(ASSIGNMENT):
The response should be exactly the number of lines in the material below that contain the word "sdata".

(THE DATA):
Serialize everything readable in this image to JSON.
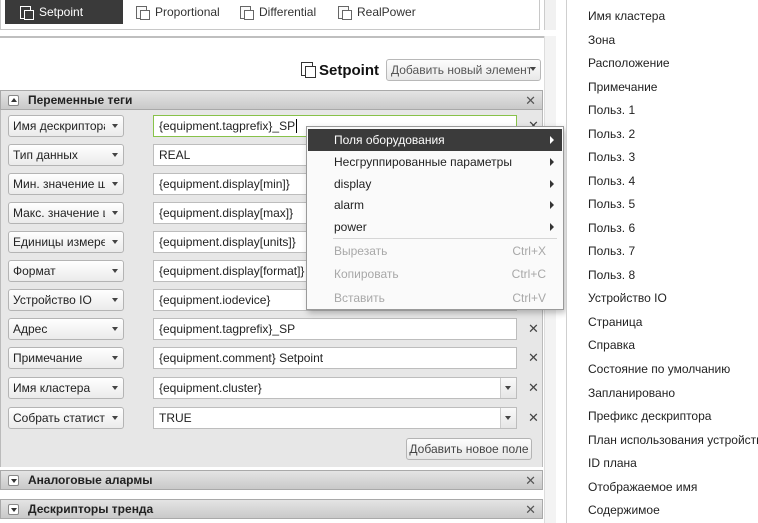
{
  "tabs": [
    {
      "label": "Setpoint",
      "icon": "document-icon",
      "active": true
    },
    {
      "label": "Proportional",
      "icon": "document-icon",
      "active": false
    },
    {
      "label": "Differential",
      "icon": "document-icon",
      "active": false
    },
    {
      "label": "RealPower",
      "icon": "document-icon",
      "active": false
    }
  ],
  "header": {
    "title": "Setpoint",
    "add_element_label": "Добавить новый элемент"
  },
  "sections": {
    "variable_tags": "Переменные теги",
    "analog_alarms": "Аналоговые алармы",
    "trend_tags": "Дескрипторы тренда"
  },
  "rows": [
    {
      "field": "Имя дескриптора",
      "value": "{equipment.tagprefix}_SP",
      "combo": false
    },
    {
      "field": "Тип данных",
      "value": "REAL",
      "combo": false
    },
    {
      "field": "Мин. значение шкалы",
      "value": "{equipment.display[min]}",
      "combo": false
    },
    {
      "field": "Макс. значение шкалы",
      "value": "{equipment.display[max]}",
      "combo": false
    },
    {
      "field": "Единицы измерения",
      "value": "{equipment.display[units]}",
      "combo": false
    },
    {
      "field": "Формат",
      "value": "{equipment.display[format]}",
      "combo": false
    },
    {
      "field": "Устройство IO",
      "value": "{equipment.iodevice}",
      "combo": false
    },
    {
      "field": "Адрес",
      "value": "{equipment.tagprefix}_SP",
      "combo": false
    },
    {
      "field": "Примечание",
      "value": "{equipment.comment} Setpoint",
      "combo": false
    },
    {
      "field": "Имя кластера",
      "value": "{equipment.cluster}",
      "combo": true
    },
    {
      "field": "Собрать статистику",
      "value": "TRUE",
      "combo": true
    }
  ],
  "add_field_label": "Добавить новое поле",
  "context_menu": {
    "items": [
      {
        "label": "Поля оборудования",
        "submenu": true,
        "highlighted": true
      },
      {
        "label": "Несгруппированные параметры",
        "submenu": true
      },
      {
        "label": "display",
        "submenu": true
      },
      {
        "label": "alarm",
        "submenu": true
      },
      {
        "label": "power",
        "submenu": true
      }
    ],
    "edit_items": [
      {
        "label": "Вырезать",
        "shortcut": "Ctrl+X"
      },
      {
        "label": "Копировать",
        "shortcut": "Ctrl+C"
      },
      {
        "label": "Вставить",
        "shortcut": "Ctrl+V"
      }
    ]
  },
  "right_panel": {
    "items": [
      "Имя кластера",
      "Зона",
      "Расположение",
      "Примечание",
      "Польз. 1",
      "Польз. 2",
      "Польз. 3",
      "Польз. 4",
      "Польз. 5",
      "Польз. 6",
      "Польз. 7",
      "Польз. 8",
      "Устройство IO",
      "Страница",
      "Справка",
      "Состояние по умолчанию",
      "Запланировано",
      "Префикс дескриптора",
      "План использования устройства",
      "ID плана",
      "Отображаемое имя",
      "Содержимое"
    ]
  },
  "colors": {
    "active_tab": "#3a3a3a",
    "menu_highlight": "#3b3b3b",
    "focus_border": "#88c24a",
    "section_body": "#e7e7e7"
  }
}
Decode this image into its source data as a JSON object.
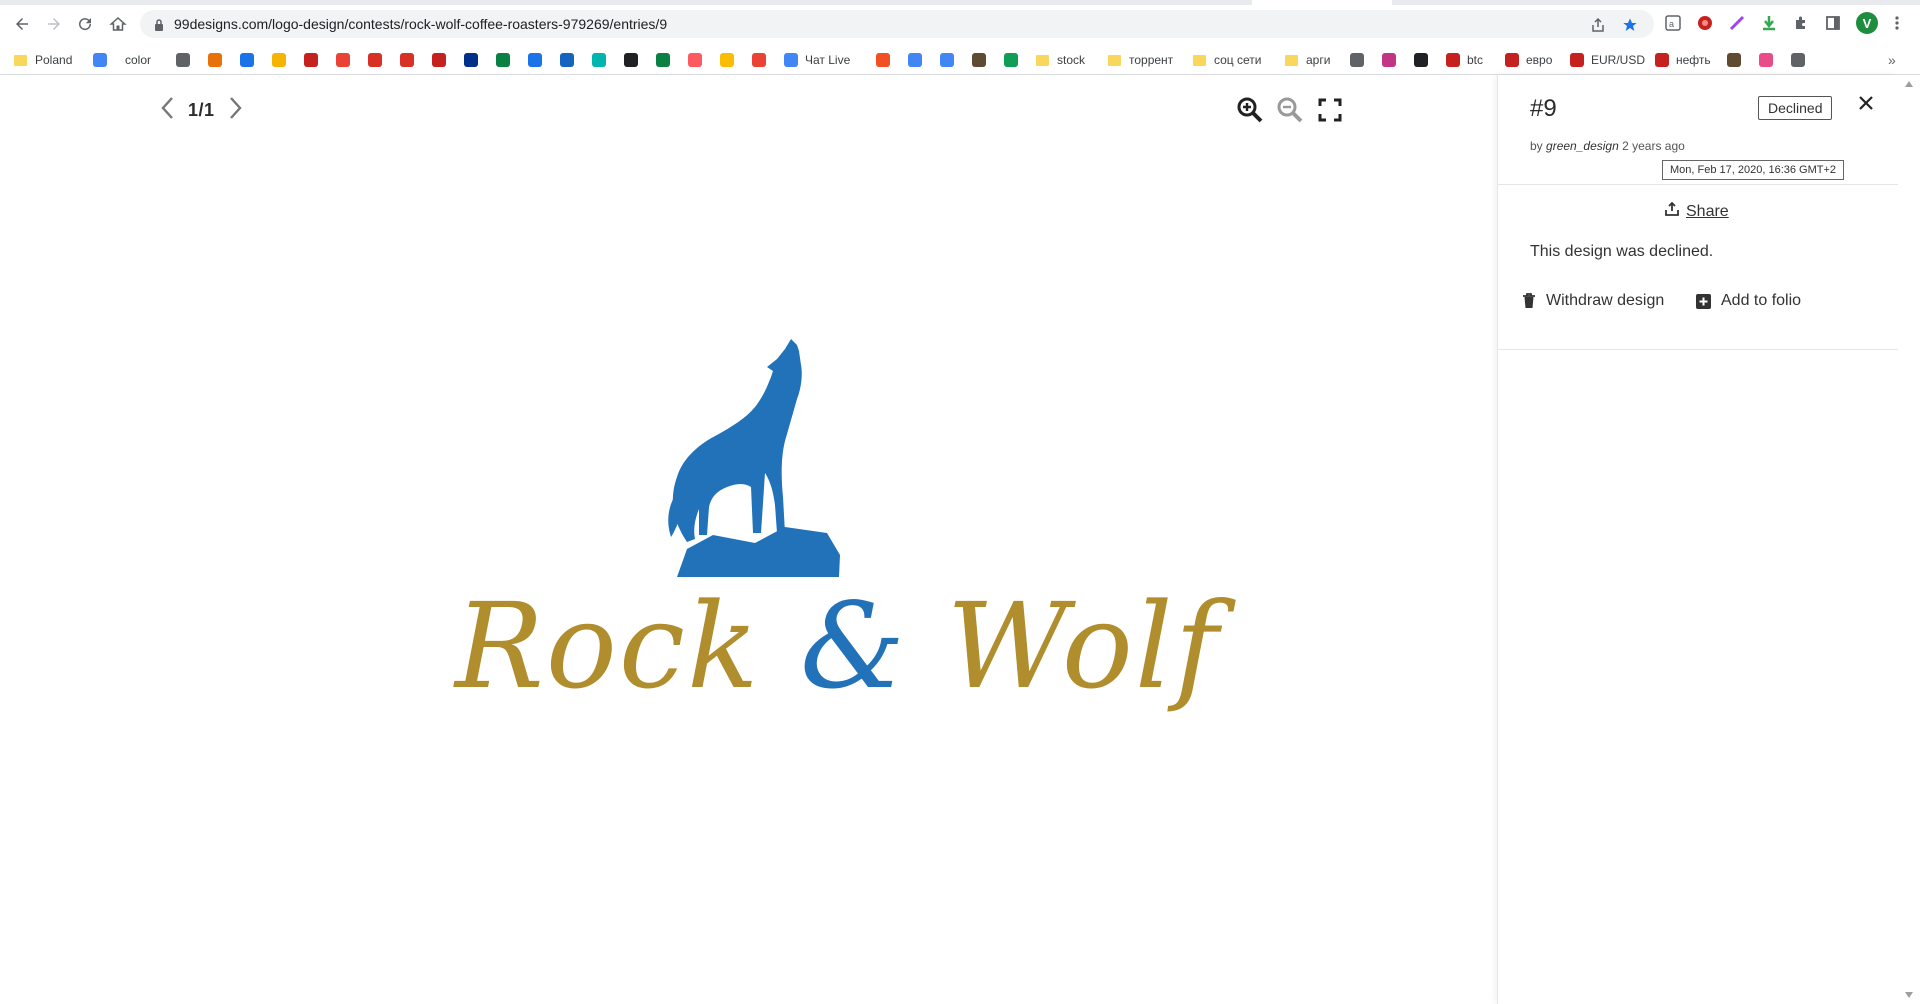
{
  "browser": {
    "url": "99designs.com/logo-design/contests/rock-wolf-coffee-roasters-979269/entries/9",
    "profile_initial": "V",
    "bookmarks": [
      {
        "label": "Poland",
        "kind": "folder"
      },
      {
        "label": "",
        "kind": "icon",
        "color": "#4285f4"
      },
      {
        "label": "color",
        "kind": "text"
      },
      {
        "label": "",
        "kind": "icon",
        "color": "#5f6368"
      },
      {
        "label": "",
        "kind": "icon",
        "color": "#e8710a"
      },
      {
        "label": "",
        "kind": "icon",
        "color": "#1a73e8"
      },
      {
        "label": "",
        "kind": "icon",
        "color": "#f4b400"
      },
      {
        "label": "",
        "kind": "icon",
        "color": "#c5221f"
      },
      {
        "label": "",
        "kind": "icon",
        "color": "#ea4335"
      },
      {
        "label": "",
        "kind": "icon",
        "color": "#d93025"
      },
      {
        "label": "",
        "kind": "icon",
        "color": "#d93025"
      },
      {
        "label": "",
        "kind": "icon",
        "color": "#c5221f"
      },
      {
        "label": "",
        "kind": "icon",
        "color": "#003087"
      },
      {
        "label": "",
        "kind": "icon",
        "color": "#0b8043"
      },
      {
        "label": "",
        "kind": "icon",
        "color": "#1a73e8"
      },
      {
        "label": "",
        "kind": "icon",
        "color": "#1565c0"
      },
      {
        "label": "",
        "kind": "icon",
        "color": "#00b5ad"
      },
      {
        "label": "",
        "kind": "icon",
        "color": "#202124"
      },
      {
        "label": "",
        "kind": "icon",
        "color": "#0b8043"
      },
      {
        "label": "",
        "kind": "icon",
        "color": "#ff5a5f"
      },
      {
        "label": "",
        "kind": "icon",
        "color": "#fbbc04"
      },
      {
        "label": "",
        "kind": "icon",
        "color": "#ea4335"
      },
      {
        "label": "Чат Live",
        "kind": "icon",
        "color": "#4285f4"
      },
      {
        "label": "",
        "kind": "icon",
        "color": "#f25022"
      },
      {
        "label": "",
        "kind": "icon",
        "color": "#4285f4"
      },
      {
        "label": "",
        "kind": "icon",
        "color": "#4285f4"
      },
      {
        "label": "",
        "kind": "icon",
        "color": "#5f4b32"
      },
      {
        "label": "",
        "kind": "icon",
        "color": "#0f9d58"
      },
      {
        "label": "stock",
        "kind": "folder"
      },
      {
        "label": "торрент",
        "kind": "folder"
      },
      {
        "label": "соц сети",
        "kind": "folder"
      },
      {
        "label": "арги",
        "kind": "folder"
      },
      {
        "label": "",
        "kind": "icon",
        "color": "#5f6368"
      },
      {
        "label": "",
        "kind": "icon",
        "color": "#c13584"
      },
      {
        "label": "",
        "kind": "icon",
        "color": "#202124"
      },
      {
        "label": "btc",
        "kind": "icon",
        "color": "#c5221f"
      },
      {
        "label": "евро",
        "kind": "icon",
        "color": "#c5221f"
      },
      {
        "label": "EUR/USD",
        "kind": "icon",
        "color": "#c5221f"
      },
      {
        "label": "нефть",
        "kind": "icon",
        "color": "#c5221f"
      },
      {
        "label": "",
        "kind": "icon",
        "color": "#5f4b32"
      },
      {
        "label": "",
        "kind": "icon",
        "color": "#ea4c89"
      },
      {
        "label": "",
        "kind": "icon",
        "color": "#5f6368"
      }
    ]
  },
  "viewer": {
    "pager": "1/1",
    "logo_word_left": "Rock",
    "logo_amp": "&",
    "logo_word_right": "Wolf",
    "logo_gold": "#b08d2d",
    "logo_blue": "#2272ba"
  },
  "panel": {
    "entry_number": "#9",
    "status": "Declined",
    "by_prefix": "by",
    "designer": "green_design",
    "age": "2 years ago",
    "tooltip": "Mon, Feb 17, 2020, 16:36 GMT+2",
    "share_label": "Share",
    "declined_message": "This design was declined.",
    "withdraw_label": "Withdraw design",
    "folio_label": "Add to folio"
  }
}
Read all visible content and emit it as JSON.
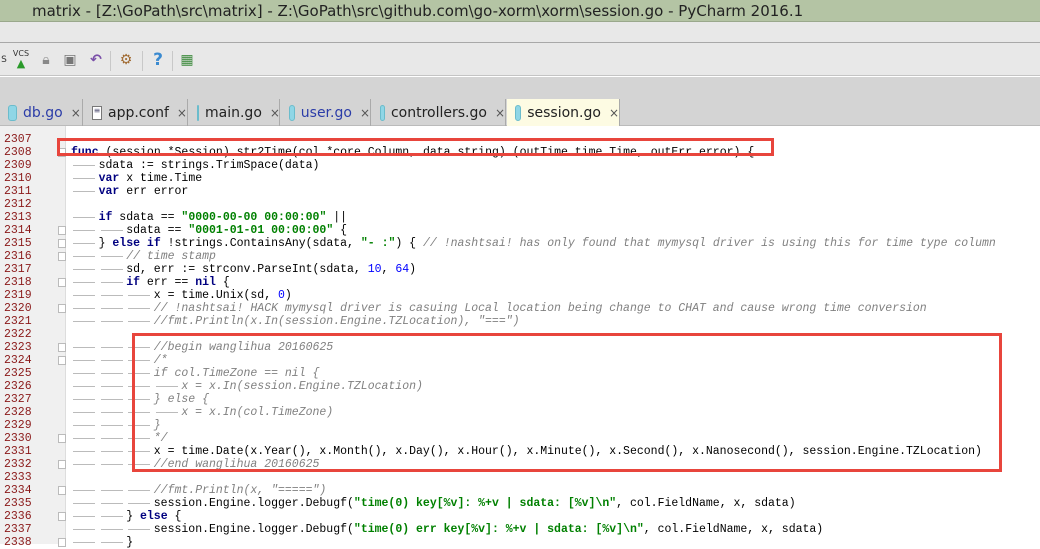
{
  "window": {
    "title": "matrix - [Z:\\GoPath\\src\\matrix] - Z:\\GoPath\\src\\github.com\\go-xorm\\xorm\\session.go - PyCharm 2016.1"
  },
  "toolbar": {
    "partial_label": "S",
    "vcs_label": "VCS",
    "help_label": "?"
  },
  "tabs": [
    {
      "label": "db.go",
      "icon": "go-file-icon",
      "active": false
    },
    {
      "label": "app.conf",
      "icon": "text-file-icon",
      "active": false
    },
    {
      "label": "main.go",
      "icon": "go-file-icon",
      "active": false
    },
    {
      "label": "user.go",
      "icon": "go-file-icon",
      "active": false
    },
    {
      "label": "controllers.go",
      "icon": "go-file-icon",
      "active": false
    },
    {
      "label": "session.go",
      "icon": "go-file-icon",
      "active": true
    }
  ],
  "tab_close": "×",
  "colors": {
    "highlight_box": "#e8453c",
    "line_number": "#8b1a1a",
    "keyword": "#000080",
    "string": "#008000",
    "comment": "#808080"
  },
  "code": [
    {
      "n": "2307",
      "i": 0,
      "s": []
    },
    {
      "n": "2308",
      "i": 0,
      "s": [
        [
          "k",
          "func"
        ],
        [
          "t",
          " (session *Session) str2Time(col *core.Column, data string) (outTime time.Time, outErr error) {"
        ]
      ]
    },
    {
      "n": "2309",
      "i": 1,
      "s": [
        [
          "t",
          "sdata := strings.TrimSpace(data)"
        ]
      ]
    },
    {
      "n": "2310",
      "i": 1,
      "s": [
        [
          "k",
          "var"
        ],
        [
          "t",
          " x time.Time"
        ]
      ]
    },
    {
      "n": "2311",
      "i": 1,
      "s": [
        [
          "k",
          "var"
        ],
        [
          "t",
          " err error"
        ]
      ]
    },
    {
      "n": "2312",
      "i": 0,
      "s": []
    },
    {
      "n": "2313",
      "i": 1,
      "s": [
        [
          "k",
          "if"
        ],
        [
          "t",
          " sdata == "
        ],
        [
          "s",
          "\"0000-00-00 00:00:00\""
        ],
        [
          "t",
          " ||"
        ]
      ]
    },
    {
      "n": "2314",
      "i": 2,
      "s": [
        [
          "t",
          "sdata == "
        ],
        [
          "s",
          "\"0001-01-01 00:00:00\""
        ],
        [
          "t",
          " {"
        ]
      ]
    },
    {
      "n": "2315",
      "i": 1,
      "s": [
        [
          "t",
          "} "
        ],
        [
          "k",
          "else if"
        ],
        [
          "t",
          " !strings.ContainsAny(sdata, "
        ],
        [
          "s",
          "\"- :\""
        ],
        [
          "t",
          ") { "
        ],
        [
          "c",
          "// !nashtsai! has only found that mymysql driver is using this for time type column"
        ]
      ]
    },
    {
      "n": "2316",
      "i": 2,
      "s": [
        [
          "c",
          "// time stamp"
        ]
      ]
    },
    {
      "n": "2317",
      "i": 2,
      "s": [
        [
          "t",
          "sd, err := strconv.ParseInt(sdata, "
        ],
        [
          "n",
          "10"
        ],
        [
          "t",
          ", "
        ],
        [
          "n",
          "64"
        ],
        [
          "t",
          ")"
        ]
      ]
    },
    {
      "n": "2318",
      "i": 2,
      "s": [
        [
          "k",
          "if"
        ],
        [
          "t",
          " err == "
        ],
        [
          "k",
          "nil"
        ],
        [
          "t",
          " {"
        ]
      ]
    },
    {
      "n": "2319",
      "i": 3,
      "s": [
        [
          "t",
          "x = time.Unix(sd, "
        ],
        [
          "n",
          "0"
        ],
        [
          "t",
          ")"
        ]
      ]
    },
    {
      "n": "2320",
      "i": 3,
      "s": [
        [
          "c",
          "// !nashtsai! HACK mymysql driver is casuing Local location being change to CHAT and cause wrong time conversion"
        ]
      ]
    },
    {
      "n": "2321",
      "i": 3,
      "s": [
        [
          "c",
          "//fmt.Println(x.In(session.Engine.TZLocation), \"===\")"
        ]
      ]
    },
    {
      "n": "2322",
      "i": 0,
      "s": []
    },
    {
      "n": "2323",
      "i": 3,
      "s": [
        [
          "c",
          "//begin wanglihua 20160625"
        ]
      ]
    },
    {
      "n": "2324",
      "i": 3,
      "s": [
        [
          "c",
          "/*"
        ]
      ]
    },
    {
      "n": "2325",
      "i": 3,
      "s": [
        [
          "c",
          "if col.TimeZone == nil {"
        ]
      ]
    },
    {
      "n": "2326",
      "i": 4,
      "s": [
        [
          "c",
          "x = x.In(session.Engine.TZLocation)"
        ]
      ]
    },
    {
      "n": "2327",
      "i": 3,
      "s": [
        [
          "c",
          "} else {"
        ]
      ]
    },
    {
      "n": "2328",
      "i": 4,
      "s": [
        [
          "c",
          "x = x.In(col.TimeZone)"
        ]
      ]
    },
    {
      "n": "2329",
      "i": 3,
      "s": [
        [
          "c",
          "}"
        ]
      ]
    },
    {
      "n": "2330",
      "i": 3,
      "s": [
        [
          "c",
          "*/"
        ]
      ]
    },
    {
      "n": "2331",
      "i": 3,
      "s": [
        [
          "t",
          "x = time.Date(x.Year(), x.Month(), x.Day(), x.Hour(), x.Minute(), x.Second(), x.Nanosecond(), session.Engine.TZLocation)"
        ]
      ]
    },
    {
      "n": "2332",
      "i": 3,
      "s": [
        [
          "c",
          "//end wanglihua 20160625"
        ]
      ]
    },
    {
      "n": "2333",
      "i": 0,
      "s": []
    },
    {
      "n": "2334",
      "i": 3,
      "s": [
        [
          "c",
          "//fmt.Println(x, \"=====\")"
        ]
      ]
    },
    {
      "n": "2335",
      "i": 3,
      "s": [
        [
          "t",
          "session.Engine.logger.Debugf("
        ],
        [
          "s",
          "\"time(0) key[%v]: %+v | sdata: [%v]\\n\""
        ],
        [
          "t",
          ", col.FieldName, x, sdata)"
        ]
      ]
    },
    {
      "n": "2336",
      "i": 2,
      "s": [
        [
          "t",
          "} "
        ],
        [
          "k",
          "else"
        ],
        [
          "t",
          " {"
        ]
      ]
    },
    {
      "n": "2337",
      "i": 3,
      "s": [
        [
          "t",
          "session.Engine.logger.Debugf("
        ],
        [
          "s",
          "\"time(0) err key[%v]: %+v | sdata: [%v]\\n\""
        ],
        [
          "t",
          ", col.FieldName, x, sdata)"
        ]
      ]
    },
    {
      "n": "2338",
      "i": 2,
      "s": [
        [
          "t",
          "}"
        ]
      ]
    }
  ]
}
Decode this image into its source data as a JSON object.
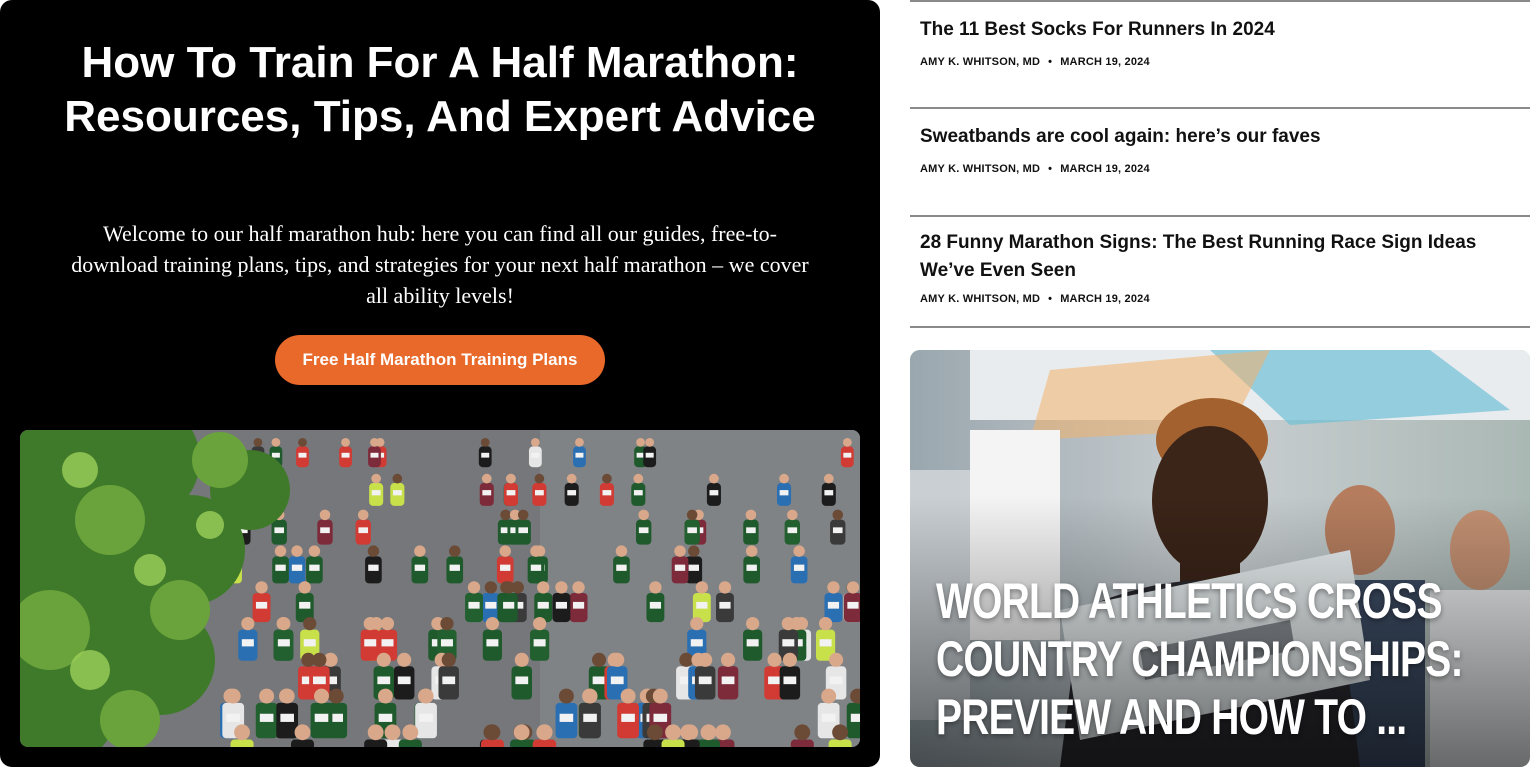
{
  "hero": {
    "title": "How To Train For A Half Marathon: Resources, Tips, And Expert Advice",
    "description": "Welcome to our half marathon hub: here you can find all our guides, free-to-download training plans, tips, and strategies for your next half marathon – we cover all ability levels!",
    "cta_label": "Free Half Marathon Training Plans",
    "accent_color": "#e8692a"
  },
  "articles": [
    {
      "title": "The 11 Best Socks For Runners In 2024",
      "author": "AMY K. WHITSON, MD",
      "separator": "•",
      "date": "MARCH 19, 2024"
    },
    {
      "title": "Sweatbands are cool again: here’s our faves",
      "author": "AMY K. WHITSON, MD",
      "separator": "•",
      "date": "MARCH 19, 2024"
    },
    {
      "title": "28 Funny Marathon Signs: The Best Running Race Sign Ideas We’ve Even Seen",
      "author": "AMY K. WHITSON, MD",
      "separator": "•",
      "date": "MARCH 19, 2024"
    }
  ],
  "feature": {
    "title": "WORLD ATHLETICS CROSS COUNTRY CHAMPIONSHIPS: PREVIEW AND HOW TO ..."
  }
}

(WRITTEN REPLY):
9